What is an SSD?

SSD stands for Solid State Drive, which is similar to USB’s or SD cards. There are zero moving parts inside a SSD but instead  microchips are used to store data. Typically they use NAND memory which is non-volatile, which just means when the drive loses power the data isn’t erased and forgotten. When SSD first started to be used in consumer computers there were rumors about the stored data being worn off from use. This myth has been debunked with research showing SSDs working for upwards of 200 years and having read/write Pb worth of data.

Solid State Drive (SSD)


  • Faster boot time
  • Read/write speeds up to 3500/2100 MB/s
  • Low heat production due to zero moving parts and lower power consumption


  • Cost per gigabyte is higher
  • Average capacity is less than 1 terabyte


What is an HDD?

Hard Disk Drives (HDD) are mechanical disk drives that rely on multiple moving parts. These parts are the platter which spins at typically 5400 rpm or 7200 rpm using magnets to store the data. A head is used to read/write data to the platter where speed is dependent on how fast it’s spinning at.

Hard Disk Drive (HDD)


  • Low cost per gigabyte
  • Storage capacity typically found between 1-10 terabytes


  • Slow read/write speeds (120MB/s)
  • Produces heat
  • Higher failure rate
  • Magnets can erase/corrupt data on the drive

SSD/HDD Recommendation:

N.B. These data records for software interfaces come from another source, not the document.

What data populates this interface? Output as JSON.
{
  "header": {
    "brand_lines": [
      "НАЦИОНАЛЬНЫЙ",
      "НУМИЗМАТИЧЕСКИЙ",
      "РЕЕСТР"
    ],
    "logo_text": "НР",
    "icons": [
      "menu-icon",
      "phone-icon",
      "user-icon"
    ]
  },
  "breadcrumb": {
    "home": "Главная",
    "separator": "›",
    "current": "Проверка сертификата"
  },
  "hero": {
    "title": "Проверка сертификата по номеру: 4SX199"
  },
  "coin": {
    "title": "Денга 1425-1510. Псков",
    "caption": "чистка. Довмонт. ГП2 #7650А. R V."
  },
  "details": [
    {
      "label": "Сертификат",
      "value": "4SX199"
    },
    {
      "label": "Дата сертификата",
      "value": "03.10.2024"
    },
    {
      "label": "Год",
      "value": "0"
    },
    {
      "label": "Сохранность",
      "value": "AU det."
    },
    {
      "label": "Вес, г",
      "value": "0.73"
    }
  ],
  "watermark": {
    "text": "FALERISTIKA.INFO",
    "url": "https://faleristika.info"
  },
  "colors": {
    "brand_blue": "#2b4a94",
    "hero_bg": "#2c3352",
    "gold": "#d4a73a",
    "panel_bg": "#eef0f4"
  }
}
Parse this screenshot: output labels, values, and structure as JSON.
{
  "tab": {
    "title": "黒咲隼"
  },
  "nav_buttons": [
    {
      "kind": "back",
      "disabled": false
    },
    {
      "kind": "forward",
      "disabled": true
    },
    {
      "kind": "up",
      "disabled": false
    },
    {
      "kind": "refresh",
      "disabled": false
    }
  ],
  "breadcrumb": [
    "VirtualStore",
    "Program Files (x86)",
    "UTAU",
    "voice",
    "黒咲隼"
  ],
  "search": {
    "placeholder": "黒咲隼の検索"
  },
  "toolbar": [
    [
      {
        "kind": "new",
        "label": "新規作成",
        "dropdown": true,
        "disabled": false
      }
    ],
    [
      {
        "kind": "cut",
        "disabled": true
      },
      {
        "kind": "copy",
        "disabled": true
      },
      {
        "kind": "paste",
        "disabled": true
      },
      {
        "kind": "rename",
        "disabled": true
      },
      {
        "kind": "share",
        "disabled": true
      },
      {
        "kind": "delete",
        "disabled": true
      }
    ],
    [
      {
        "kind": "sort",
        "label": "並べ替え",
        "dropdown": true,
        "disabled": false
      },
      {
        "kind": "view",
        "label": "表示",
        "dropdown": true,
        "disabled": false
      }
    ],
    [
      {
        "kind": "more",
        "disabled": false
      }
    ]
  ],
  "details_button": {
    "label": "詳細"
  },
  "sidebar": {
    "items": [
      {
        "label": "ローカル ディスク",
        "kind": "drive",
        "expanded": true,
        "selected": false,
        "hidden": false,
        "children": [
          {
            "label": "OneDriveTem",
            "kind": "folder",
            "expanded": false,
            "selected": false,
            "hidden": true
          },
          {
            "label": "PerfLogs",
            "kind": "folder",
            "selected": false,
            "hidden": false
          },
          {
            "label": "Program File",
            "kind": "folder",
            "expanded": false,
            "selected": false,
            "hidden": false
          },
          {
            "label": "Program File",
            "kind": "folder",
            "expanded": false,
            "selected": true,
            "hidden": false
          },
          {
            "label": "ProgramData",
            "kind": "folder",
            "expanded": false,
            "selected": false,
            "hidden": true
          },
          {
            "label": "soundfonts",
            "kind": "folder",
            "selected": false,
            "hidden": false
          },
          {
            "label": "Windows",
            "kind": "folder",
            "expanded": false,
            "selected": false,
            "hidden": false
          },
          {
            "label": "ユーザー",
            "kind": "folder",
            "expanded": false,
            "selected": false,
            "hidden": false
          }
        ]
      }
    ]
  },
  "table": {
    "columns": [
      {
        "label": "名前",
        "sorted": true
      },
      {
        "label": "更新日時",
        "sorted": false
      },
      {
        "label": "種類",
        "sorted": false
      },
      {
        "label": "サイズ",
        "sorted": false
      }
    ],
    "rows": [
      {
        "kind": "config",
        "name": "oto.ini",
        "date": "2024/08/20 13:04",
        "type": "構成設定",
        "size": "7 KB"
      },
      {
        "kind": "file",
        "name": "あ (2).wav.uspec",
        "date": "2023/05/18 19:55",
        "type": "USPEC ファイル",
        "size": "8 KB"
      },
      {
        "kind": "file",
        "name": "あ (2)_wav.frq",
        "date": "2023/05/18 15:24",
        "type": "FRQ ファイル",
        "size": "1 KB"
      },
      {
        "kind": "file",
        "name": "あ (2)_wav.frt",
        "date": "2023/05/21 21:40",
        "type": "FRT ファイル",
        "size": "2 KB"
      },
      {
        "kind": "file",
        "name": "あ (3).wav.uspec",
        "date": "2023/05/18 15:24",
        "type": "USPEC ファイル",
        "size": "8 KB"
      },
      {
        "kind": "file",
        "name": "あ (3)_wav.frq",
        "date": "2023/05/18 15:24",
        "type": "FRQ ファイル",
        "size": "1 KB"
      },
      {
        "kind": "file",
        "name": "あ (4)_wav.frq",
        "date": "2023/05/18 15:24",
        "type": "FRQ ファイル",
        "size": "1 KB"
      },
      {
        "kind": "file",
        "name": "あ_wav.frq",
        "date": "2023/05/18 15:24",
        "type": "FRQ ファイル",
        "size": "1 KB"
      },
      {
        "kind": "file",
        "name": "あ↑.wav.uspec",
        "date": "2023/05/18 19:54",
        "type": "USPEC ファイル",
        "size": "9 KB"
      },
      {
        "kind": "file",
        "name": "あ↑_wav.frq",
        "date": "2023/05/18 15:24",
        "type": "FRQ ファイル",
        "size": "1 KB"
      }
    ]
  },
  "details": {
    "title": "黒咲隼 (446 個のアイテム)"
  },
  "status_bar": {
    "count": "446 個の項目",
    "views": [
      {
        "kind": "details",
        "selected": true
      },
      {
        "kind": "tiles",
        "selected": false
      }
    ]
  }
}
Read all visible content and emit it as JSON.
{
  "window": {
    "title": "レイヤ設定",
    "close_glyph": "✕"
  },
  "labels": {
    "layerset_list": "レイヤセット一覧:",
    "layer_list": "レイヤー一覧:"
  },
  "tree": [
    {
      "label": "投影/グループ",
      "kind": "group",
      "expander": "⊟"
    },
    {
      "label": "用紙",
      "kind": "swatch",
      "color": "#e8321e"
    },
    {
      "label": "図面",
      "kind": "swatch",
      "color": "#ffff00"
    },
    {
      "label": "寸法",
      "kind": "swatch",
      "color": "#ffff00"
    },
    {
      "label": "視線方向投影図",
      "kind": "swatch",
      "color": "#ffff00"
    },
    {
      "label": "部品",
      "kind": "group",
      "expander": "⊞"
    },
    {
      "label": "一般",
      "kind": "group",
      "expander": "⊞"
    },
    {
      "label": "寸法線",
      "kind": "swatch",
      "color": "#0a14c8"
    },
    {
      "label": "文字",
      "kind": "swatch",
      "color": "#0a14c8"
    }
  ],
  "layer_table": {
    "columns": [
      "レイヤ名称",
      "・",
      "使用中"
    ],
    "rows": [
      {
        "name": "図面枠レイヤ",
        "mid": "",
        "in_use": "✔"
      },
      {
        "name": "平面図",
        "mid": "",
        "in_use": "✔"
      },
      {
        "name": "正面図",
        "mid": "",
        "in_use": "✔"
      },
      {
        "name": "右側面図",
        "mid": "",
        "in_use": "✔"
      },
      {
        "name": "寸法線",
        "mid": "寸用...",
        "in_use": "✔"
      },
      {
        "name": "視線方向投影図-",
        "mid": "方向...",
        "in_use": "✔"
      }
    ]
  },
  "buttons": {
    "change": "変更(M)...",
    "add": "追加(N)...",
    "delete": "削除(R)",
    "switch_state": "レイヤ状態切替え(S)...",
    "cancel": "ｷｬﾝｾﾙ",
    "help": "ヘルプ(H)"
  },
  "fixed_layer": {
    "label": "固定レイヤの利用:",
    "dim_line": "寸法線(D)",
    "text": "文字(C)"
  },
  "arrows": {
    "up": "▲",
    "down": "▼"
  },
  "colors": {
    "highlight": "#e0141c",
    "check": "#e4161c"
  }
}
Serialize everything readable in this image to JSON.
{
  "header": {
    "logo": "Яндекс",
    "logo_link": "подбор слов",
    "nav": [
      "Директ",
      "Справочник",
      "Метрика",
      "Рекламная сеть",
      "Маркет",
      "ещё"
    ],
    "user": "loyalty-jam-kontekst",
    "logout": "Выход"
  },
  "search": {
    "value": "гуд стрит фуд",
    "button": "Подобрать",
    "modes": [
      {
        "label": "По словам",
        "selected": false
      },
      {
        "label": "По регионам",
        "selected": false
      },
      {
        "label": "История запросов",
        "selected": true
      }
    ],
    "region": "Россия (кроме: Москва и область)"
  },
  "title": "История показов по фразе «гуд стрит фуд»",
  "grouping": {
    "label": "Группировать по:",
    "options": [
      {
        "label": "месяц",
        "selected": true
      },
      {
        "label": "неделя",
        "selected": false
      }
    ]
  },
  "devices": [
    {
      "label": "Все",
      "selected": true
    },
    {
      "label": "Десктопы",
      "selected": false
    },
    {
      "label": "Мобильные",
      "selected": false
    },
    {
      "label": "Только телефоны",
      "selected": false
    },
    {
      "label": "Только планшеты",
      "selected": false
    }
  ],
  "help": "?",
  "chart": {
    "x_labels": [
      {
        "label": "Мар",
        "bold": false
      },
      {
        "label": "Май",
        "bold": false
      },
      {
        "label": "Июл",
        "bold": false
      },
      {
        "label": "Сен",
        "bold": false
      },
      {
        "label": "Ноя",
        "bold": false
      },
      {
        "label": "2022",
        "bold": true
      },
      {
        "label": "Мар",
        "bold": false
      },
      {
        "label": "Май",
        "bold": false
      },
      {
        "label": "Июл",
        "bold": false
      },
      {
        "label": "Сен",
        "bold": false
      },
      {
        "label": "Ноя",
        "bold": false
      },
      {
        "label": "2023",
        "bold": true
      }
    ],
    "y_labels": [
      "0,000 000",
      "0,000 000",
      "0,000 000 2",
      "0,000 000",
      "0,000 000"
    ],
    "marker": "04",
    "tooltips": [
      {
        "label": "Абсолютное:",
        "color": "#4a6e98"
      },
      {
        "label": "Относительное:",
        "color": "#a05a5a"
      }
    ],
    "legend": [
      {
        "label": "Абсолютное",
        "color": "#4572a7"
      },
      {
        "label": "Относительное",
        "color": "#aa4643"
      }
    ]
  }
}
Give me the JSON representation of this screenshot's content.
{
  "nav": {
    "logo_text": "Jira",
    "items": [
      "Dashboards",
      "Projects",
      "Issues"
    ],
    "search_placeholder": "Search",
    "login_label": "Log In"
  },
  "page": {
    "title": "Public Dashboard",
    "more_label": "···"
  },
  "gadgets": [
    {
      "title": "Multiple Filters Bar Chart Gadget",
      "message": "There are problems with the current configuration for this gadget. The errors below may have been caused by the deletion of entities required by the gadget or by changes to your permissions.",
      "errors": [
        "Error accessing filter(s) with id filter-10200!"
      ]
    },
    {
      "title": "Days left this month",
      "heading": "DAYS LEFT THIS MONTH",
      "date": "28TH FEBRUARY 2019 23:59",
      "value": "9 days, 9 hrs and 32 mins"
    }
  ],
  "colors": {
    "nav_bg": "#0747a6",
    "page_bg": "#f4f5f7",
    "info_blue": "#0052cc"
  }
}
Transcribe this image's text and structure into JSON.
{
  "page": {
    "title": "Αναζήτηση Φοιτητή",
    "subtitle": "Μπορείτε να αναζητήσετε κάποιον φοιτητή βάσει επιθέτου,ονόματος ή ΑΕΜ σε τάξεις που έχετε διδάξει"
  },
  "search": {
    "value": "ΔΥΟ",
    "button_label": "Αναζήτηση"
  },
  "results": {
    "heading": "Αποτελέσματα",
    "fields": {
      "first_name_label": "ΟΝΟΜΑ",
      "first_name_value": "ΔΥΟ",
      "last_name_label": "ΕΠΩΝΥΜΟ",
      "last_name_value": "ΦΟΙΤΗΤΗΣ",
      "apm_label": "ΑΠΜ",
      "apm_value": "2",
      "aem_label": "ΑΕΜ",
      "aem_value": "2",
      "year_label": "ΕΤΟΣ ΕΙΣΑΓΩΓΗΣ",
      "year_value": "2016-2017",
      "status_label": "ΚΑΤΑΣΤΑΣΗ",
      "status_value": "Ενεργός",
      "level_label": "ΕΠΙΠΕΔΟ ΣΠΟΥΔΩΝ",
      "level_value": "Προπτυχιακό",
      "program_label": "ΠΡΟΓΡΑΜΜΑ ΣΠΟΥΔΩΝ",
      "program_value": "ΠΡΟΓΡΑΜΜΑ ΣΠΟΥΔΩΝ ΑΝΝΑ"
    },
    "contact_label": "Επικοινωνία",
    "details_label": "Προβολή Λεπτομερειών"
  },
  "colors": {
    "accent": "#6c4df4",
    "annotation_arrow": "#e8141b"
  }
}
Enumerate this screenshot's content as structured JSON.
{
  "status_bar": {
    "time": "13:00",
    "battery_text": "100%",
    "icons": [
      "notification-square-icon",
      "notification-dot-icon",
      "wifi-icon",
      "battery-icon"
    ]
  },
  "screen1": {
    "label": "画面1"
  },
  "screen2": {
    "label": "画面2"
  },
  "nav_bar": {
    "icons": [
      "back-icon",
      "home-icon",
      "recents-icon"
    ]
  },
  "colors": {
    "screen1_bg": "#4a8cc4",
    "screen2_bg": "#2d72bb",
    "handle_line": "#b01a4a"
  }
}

Our recommendation is combining these storage options. Since a SSD cost more we recommend getting a large enough drive to store your operating system and any applications you use regularly. Then add a larger HDD as a secondary drive to store the rest of your data. Doing this will allow you to see the benefit of using an SSD while still having room to store a lot of data.

Best SSDs of 2017